How can you make your builds complete faster so that you can build more often and have earlier feedback?
You could do this by caching your node modules. I’ll explain how to do this within Azure DevOps.

Creating a build pipeline in Azure DevOps for a Node.js based application is straightforward. You only need a few lines of code to achieve this. At a later point you may add additional tasks, such as linting and running tests. As a result, the pipeline will take longer to complete with each added task. Let’s start speeding things up using caching.

You can find the repository for node modules caching in Azure DevOps here.

Suppose the build YAML file looks as follows:

trigger:
- master
pool:
  name: Hosted Ubuntu 1604

steps:
- bash: npm install
  displayName: NPM Install Dependencies
- bash: npm run build
  displayName: Build Angular application

The first step is to install all dependencies. The second step needs these dependencies in order to start the build. In this example, I used an Angular application. However, any application that needs NPM packages will profit from the caching solution.
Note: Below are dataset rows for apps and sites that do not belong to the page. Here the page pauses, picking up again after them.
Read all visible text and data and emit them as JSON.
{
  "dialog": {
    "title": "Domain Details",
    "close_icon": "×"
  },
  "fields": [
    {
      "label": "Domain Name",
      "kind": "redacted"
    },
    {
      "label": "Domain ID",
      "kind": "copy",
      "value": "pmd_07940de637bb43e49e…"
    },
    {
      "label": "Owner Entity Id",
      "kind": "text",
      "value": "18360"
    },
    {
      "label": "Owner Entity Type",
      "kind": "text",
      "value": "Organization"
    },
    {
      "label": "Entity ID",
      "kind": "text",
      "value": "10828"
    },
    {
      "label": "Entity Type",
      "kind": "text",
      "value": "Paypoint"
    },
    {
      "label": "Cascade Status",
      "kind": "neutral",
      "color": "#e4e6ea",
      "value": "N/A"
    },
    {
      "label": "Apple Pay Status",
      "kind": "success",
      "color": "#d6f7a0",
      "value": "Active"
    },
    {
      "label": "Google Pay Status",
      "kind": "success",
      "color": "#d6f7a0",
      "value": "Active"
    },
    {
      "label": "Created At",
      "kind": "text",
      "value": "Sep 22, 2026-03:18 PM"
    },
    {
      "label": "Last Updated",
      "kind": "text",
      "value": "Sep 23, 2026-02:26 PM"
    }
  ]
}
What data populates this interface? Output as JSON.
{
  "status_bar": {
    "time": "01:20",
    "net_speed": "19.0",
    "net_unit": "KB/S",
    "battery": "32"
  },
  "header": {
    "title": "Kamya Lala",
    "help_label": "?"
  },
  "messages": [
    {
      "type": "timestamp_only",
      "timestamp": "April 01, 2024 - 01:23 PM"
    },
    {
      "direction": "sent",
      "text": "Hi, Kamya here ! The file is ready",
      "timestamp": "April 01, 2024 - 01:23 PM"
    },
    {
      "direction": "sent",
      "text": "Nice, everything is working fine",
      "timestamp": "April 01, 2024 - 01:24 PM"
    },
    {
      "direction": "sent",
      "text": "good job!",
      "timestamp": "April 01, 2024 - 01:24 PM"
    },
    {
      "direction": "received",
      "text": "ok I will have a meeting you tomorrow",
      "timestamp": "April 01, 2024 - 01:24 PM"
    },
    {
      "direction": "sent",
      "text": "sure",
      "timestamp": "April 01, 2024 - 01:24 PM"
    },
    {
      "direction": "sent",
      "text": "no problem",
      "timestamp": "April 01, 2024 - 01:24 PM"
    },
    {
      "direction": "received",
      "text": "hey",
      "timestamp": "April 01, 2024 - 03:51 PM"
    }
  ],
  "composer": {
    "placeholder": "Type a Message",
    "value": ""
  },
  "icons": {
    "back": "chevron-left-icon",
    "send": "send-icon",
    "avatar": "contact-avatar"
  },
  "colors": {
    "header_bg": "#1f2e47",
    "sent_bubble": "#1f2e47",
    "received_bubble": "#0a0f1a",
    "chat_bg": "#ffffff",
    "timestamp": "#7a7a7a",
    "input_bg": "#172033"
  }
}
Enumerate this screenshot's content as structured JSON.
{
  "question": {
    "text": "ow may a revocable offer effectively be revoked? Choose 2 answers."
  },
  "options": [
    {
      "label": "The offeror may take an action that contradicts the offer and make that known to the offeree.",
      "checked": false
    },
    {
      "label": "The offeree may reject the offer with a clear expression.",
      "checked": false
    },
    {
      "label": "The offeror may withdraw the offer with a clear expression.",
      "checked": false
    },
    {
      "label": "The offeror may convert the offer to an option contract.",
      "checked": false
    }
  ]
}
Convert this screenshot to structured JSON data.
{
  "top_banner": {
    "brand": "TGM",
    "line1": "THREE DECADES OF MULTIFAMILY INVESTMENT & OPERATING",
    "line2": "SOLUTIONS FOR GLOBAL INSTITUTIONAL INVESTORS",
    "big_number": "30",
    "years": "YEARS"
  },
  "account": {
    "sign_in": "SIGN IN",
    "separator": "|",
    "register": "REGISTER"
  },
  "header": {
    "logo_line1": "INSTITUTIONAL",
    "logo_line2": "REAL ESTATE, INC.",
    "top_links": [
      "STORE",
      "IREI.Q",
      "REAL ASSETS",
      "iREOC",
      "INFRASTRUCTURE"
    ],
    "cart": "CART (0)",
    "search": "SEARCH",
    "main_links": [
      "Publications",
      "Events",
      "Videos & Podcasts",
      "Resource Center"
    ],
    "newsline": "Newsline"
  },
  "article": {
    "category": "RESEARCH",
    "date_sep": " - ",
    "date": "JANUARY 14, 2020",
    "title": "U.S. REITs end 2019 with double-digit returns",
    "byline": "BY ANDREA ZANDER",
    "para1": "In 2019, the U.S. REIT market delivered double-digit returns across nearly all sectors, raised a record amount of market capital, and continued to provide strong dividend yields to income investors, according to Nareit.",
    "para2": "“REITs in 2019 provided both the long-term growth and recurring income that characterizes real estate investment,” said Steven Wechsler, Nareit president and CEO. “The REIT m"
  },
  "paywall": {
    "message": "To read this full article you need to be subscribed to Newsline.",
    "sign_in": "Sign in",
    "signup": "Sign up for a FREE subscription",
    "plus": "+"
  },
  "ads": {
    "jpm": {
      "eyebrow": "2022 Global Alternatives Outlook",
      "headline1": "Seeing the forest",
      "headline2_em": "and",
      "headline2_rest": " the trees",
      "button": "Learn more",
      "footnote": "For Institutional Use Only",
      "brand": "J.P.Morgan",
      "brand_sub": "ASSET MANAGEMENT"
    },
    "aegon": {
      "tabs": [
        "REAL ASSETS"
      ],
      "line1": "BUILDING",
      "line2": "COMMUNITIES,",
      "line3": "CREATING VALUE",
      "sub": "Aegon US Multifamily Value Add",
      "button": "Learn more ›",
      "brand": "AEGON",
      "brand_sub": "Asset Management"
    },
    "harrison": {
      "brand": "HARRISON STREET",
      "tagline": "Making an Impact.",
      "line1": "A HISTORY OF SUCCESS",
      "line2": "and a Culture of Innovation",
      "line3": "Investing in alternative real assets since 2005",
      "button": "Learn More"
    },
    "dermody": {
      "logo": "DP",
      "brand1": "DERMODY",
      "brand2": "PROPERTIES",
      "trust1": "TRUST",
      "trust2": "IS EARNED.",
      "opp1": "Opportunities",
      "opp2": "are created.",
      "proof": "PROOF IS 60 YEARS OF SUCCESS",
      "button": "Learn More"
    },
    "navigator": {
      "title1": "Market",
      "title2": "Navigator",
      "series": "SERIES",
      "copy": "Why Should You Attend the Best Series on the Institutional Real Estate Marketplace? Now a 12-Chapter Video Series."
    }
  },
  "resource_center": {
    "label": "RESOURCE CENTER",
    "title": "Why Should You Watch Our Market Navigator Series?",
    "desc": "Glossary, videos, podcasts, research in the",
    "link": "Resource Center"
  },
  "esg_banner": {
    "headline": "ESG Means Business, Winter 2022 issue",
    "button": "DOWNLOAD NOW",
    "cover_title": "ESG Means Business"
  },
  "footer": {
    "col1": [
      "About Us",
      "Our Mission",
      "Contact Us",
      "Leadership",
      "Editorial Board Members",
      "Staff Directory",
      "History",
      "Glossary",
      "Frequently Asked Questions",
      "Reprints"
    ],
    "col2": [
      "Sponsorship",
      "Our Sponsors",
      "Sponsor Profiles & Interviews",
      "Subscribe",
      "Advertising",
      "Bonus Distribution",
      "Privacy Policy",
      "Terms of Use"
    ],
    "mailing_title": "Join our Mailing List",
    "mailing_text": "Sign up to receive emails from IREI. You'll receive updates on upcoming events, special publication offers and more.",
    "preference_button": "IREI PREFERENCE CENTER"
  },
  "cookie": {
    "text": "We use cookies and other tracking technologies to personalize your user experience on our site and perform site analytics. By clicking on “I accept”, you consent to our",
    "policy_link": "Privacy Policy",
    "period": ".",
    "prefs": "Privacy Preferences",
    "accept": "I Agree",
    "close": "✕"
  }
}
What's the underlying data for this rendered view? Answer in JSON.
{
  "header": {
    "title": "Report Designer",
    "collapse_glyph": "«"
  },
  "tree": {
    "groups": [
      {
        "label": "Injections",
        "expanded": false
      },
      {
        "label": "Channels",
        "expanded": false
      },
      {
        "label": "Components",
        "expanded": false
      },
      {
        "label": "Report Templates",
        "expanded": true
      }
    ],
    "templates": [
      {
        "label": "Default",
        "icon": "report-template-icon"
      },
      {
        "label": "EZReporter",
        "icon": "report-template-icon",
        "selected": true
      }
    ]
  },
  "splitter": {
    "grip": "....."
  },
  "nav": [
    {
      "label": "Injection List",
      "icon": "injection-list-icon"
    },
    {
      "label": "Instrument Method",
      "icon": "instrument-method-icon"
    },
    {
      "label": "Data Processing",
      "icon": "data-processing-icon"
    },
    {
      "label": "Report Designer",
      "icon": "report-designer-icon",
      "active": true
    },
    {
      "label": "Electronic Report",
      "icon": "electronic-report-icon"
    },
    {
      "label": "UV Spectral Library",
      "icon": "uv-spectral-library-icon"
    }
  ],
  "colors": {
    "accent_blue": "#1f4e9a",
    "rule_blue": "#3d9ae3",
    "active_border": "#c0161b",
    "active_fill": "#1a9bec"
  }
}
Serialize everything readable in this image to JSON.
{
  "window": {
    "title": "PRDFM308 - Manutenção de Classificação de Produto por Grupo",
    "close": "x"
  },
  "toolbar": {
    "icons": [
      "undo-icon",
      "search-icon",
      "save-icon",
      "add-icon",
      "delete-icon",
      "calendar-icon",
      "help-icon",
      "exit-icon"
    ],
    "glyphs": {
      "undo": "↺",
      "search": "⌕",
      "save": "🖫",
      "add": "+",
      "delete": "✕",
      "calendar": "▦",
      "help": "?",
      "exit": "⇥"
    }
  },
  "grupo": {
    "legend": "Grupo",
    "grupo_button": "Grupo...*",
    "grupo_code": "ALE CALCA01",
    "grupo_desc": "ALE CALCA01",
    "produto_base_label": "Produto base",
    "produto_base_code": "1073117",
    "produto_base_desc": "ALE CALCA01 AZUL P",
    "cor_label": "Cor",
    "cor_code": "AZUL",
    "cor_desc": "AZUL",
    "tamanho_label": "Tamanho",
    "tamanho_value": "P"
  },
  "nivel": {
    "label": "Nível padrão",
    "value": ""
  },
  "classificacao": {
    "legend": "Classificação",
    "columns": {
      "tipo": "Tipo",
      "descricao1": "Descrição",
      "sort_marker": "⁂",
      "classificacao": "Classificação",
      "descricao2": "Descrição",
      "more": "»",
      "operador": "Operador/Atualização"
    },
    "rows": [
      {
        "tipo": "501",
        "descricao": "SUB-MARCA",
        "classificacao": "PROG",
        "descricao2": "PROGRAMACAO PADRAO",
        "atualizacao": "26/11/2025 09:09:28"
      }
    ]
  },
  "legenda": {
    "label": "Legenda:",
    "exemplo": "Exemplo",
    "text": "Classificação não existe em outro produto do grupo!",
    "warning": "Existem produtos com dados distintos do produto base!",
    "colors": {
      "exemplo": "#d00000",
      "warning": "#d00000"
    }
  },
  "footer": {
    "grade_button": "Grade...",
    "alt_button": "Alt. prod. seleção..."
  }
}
The node modules folder is 257MB.

The results are as follows:
Bare minimum no caching

A build time of under a minute is not bad at all, but we can do better.

Adding caching

I used the caching solution from Microsoft DevLabs.
There is also the Microsoft Azure DevOps caching solution currently in beta.
The reason I chose the Microsoft DevLabs task is that it is faster and provides additional configuration.
After adding this task from the marketplace, an artifact feed needs to be set up as follows:

Azure artifact feed - create

In Azure Devops when editing the build definition, the tasks will show in the right pane:

cache tasks

You can find more on these tasks here.

save and restore task settings

You need cache alias only when your build pipeline needs to restore and save multiple caches and uses optimistic caching. For node modules you can tick the platform independent checkbox. In this way, the build agent will use the same cache independent of the agent’s OS.

The generated YAML looks as follows:

trigger:
- master
pool:
  name: Hosted Ubuntu 1604

steps:
- task: RestoreAndSaveCache@1
  inputs:
    keyfile: '**/package-lock.json, !**/node_modules/**/package-lock.json, !**/.*/**/package-lock.json'
    targetfolder: '**/node_modules, !**/node_modules/**/node_modules'
    vstsFeed: '106881c5-1e85-4e16-a467-be2702084631'
    platformIndependent: true
- bash: npm install
  displayName: NPM Install Dependencies
- bash: npm run build
  displayName: Build Angular application

After committing the YAML file and waiting for the build to complete, let’s look at the results:

bare minimum - caching

This run takes longer, because the cache needs to be saved. Azure artifacts shows the cache feed:

Caching feed

Let’s run the pipeline again and check the results:

bare minimum - retrieve from cache

It still takes somewhat longer, but now Azure artifacts provides the cache. The “NPM install dependencies” task went from 39 to 17 seconds.

Let’s add optimistic caching to the YAML file:

condition: ne(variables['CacheRestored'], 'true')

optimistic caching

This means the “NPM Install Dependencies” task will be skipped when the node modules are in the cache.
Let’s look at the result:

Bare minimum - optimistic caching

We just decreased the build time by 10 seconds.
Depending on the amount of tasks in your build pipeline this decrease can vary. I managed to improve the build time 5m 29s to 3m 22s minutes at my client.

Conclusion

Node modules caching in Azure DevOps will reduce your pipeline run duration when your solution relies on node packages. You can further reduce this run duration by adding optimistic caching. When you introduce parallel jobs, node module caching could increase the effect of faster builds. In my opinion, you should start doing node module caching when creating a pipeline. I believe the performance benefits will outweigh the time needed to implement this.

Let me know what you think

Any comments are more than welcome! You can add those in the comments section below or drop me a message through LinkedIn.